Brianna LaPlante a First Nations University Fine Arts graduate and artist reveals her final creations
- Memory McLeod | May 19, 2023
“We are All Medicine” is the title of Brianna LaPlante’s exhibit, which tells a story of personal healing through ceremony, family ties, and deep soul searching.
She describes her processes and the meanings behind her work with humility and generosity of spirit.
“When you braid your hair, you pray and you put your heart and good thoughts into it,” said Laplante. “Same with putting good energy into your work, braiding mind, body and spirit together. It’s something physically manifested to give back. It’s about being able to share with you guys what has been handed down, given to me.”
According to Audrey Dreaver, FNUniv Indigenous Fine Arts Program Coordinator and lecturer said the exhibits are about helping the artist share their story.
“It’s an amalgamation showcasing their process and techniques, use of terminology and artistic constructs as part of a four-year capstone class, she said.
During the exhibit, Dreaver described LaPlante’s work as having “raised the bar substantially.”
One piece made of copper had to be bolted to the wall signifying its high value gained through its conduit powers. LaPlante explained that it symbolizes how something highly valuable can come through something seemingly simple.
“I’m pitiful, all I have in this world is my prayers and my hands and my ability to make things,” said LaPlante. “The copper symbolizes a conduit for ideas, about how I comprehend my creations and how I adorn myself.”
Another piece shows three figures together in a portrait depicting LaPlante’s grandmother, her spirit name and her inner child.
“When I’m in a hard place I think about what I want for her, one of those three,” said LaPlante. “My inner child is an important one because the other two guide and guard her but she’s the one who creates. The three together are what keep me grounded and inform my art and processes.”
Completing the collection is a series of paintings that express the artist’s ways of using her four senses to stay grounded in the moment.
Swirling, smokey gray lines outline the images signifying the smell of smudge smoke and fingers braiding hair showing the power of touch to connect. Another features fingers holding the tip of a tongue signifying taste, and thirst but also being tongue tied and measuring one’s words carefully before releasing them. One shows a large eye in the center showing how one’s vision informs who we are and the things we create. Finally one shows a face contorted in either laughter or crying symbolizing the sense of hearing.
“For me when I look at it, I hear that famous aunty laugh,” she said. “Others see pain and that’s ok because on the other side of grief is joy. Feeling the feelings as they come and letting them wash over you. That’s being in the moment and fully experiencing the range of emotion. To me that is beauty,” LaPlante said.

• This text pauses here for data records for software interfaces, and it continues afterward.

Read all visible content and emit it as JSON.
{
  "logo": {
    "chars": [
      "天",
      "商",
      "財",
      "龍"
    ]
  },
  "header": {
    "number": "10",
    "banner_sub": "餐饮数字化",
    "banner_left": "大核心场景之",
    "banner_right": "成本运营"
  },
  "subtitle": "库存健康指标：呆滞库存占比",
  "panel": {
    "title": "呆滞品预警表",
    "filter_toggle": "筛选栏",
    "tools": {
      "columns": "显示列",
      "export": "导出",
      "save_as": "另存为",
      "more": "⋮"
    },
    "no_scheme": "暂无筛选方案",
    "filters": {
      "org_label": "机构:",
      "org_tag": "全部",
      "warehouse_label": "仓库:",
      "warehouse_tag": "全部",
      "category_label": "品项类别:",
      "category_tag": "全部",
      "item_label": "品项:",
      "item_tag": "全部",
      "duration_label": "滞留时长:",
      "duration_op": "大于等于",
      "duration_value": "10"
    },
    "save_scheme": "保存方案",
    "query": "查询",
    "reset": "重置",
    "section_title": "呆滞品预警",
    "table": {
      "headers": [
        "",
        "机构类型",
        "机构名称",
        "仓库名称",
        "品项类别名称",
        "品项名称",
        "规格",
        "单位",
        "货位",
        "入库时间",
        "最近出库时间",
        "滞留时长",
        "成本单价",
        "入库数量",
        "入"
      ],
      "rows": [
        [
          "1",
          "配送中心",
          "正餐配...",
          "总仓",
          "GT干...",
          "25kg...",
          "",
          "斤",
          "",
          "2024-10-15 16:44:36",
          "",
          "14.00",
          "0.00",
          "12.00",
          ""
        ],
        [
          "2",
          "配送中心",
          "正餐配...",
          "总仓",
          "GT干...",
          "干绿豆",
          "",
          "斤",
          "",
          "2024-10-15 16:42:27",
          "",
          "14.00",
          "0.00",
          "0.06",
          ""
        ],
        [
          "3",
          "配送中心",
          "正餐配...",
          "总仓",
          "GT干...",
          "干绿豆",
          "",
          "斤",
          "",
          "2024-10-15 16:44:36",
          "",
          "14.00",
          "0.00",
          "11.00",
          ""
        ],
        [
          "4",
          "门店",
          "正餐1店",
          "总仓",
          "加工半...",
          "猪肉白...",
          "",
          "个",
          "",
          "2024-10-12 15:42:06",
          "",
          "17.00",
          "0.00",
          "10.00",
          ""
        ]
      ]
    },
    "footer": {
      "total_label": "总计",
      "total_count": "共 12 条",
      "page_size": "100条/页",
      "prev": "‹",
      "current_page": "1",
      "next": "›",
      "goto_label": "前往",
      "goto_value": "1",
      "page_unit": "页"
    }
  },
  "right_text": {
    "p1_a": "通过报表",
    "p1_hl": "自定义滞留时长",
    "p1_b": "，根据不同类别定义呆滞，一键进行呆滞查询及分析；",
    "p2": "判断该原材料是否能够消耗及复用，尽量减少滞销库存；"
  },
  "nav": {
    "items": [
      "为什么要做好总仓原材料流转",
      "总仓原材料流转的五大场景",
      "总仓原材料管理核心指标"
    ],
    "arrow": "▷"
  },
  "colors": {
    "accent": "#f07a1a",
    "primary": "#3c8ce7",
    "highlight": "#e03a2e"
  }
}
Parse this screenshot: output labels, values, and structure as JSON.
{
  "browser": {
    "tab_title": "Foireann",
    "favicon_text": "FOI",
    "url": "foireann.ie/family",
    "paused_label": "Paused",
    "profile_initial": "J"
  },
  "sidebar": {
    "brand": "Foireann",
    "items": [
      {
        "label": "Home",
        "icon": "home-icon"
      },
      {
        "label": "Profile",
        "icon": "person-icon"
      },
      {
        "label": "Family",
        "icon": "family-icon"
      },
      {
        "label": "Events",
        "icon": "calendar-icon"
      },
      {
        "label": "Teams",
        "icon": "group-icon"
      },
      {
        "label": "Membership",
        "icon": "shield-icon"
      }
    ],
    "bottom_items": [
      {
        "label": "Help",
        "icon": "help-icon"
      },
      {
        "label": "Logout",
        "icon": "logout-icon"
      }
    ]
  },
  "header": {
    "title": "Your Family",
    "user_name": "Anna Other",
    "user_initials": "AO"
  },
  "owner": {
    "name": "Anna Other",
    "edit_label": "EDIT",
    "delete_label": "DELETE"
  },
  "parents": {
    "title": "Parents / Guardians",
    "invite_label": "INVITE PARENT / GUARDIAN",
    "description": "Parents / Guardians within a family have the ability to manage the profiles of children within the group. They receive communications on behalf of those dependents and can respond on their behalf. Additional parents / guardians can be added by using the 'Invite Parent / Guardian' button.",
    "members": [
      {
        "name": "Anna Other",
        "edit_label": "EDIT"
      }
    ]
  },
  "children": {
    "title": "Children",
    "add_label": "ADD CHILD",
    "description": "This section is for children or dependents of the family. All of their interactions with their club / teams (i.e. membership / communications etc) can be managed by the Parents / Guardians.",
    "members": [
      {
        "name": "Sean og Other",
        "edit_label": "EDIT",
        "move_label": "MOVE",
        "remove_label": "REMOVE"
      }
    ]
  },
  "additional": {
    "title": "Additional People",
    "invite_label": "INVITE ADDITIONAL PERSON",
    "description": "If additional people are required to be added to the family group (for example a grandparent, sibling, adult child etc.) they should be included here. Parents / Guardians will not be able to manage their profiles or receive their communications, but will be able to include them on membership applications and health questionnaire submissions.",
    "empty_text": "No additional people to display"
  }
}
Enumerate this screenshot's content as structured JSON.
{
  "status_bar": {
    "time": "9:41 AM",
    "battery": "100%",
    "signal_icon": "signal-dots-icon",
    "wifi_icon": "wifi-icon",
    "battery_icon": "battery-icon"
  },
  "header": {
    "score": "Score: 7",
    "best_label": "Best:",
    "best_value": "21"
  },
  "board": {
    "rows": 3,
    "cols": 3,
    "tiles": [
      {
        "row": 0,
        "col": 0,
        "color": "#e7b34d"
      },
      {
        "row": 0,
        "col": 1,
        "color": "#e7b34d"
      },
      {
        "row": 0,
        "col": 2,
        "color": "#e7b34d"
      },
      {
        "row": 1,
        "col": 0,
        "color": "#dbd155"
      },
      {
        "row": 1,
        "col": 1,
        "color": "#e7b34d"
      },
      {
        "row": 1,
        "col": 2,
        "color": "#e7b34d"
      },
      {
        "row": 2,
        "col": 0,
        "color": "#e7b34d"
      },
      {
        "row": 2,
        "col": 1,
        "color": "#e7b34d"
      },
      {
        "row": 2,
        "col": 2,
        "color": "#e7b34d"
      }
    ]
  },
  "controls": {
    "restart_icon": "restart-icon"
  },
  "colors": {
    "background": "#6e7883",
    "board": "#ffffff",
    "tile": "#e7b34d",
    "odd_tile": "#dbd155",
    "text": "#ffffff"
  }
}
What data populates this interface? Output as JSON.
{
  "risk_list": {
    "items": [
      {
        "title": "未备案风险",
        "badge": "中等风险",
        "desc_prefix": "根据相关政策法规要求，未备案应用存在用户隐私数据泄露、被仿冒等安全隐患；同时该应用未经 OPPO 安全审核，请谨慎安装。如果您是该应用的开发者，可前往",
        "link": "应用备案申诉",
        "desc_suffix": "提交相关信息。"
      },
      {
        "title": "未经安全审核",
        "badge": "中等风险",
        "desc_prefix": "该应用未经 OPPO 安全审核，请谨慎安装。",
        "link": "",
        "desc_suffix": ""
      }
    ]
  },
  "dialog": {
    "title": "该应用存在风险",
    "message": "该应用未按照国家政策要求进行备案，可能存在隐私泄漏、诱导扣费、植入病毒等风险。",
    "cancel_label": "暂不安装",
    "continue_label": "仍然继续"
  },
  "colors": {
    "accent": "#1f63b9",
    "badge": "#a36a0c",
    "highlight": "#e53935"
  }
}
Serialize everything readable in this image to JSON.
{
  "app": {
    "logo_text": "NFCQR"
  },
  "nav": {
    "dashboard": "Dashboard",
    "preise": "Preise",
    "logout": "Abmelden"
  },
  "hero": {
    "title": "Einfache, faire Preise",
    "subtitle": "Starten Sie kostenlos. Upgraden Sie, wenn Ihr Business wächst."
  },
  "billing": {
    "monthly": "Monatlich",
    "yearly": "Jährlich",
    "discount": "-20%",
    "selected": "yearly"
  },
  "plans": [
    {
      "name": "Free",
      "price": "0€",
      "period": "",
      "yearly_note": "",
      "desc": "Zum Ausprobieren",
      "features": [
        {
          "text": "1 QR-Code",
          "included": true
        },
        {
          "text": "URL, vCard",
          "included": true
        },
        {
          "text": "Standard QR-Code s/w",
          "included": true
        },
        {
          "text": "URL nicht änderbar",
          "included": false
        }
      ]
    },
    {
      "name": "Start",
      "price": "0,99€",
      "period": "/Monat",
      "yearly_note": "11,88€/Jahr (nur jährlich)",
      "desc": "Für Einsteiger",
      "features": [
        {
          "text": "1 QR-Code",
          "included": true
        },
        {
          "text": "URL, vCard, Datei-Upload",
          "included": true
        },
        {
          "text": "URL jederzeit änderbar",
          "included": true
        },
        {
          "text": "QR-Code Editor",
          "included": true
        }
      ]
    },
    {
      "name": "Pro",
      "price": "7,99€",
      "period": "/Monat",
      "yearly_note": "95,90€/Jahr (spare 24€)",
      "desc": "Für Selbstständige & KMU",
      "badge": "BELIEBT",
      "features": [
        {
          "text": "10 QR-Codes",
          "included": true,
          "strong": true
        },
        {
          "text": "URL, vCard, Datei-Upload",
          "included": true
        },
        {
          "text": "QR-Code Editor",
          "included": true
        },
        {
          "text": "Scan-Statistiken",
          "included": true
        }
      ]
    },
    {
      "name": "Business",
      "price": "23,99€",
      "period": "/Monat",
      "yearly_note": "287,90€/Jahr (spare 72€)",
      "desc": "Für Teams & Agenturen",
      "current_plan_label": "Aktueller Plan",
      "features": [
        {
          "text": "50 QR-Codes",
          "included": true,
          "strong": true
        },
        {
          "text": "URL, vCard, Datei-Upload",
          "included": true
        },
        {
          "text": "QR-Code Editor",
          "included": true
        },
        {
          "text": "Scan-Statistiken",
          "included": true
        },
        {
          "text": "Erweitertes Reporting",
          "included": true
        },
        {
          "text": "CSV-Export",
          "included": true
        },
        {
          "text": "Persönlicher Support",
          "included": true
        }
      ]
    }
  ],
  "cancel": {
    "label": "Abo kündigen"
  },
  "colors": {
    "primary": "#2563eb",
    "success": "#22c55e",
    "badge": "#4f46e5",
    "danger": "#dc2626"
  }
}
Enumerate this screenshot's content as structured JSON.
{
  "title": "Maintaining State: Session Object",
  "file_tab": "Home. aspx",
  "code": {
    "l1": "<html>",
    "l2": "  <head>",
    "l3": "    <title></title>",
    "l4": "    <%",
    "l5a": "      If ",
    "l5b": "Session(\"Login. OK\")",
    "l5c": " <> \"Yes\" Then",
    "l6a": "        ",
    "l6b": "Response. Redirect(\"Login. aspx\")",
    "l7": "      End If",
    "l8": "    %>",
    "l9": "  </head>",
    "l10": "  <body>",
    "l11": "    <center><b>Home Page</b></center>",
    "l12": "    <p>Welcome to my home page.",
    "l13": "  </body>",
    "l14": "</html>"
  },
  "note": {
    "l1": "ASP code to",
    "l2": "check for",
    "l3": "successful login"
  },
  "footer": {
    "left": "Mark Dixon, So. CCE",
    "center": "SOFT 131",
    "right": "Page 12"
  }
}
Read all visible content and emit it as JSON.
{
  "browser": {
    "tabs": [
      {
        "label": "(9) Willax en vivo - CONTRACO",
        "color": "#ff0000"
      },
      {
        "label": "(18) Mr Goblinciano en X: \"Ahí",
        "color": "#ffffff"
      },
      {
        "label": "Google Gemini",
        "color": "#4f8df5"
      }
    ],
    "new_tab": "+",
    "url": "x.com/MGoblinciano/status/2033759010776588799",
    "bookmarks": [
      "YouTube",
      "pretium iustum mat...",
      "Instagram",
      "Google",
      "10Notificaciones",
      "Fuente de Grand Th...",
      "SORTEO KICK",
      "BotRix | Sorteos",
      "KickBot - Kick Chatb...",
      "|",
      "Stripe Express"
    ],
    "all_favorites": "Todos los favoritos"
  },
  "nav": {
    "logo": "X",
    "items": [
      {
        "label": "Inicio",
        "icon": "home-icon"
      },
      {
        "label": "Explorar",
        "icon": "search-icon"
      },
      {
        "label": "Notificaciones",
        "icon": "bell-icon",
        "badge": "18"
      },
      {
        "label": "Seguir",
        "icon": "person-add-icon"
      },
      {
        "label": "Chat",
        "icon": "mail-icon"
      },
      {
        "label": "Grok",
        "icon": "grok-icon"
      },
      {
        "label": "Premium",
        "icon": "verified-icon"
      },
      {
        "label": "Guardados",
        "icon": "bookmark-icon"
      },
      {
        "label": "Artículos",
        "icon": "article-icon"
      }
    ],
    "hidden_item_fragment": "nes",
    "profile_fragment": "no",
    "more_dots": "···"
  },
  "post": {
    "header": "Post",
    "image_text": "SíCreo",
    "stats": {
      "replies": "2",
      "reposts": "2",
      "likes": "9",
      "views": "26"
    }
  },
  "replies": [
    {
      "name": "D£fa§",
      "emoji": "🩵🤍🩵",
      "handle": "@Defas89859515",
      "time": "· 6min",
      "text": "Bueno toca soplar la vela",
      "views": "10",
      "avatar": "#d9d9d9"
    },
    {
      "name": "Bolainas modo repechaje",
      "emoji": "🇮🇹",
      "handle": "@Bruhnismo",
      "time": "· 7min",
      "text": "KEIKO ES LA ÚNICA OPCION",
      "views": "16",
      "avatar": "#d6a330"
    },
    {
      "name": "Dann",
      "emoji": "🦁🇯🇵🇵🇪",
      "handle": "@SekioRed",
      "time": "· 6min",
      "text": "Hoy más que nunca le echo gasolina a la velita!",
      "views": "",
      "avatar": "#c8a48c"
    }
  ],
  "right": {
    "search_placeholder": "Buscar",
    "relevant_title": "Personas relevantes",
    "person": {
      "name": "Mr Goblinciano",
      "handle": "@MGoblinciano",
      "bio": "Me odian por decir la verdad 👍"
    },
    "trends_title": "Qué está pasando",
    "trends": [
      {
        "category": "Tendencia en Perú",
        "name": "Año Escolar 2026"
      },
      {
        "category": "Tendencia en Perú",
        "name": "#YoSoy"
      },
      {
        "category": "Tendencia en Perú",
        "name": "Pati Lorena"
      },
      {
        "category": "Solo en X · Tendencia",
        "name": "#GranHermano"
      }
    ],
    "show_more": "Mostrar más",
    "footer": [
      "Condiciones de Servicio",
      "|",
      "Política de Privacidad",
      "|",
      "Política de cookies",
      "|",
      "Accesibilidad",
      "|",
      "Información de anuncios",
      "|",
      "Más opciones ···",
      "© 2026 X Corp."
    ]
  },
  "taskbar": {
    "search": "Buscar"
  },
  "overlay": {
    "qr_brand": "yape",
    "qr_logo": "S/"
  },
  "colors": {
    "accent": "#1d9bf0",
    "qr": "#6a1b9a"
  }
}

In attendance was Big Sisters of Regina Association volunteer Nicolle Henrion, who met LaPlante as a bright and talented 12-year-old who always found a way to pay it forward.
“Even when I took her out to buy her something, she always gave me something back,” she said. “A drawing, a teaching. In her humbleness she always tries to do something for others. Today I see her exhibition as her giving something she loves that will hopefully bring a teaching too.”